Whatever type of massage style you choose, make sure to ask about your provider’s experience with prenatal and postpartum massage. They should be willing to work with you to find positions during the massage that are comfortable. At Evolve we have specialized pillows to keep pregnant women comfortable pre-birth, but they can also be used to modify your massage position after delivery.


You can start postpartum massage as soon as you feel ready. A 2016 study found that a back massage one day after delivery significantly reduced anxiety in new mothers.

If you had a C-section or complicated delivery, always check with your doctor before getting your first postpartum massage. Certain massage techniques may not be appropriate for your specific recovery. It is important to communicate information about your birth process with your massage therapist prior to your first postpartum massage so they are able to tailor their techniques to your particular needs.

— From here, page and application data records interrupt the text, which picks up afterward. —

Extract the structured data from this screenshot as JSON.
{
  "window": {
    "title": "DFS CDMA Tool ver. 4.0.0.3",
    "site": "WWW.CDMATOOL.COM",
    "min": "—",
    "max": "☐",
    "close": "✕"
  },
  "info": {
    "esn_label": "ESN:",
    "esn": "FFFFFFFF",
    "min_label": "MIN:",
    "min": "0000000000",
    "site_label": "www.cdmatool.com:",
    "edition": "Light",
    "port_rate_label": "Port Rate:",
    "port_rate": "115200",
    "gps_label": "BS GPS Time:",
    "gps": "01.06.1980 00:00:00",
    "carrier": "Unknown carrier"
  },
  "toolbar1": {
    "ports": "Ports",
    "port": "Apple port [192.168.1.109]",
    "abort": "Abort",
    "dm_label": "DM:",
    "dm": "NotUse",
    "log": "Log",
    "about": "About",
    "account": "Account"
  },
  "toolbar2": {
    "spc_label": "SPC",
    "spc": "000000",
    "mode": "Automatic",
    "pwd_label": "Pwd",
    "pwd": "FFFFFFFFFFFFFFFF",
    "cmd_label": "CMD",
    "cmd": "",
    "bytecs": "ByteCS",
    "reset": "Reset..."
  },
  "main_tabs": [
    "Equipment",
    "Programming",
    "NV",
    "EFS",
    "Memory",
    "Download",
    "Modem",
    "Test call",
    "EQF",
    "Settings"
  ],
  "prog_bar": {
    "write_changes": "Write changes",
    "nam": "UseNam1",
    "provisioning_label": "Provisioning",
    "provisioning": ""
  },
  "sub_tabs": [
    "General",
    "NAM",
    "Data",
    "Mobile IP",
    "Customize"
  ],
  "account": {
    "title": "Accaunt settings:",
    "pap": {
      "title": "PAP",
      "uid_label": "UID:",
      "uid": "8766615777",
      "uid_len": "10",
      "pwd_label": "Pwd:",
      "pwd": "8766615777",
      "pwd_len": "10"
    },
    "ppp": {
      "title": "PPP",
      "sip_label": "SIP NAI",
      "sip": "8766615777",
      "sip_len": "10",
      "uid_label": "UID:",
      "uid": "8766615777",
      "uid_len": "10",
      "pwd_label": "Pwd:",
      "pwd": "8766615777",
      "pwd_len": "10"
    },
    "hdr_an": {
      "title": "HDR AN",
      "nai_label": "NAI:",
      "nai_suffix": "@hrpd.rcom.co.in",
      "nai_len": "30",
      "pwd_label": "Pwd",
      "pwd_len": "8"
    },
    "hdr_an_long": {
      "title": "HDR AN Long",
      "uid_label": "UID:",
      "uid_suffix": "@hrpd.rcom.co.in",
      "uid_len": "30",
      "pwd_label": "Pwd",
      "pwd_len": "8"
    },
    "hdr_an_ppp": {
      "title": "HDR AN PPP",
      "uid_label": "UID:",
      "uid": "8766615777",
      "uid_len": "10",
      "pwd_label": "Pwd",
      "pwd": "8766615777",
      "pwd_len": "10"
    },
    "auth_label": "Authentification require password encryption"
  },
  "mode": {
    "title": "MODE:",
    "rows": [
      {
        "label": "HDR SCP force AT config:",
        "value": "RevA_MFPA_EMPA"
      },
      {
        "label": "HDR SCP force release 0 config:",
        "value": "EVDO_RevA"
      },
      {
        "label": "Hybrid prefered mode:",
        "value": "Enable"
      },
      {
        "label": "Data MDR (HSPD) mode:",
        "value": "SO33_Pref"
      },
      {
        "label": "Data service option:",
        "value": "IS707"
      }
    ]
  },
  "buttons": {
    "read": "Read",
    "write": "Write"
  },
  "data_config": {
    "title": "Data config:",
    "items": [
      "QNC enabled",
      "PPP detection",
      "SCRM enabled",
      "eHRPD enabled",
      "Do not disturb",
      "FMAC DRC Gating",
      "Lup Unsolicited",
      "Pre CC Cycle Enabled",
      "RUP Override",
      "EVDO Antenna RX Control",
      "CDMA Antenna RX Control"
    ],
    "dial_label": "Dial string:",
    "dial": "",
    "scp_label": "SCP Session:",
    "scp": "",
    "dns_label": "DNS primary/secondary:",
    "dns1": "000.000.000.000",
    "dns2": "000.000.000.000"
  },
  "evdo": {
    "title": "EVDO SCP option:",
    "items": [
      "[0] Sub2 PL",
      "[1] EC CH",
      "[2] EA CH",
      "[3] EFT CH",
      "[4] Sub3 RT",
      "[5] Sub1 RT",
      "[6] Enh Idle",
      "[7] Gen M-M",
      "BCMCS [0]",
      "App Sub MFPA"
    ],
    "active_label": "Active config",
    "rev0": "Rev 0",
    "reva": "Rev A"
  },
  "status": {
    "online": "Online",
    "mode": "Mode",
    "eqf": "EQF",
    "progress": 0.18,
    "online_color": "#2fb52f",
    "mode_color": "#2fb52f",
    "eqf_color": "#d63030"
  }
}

There is no exact timeline for how frequently you should get postpartum massages. Many new moms enjoy massages every week or two during the first few months after they give birth, but others will only receive one or two massages. At Evolve, our RMT Nancy Na will work with you to create a treatment plan that works for you. Being a mom herself she understands recovery can vary and it can be unique for every new mom.


We’ve long known that human touch can be powerful, and postpartum massage uses the advantages associated with touch to help women heal following labor.

There are countless benefits of getting a massage after you give birth. They include reducing postpartum stress and anxiety, increasing milk production, and even reducing swelling.

Before beginning your massage therapy routine, be sure to check with your doctor or midwife to ensure your body is healed enough to begin. Also, note that the advice in this article doesn’t replace personalized medical advice from a professional.

However you decide to include massage in your postpartum healing routine, the benefits will surely help you settle into your new life with your baby.

If you are a new mom or about to be, email us at  to learn more and to book a postpartum massage with Nancy Na, RMT.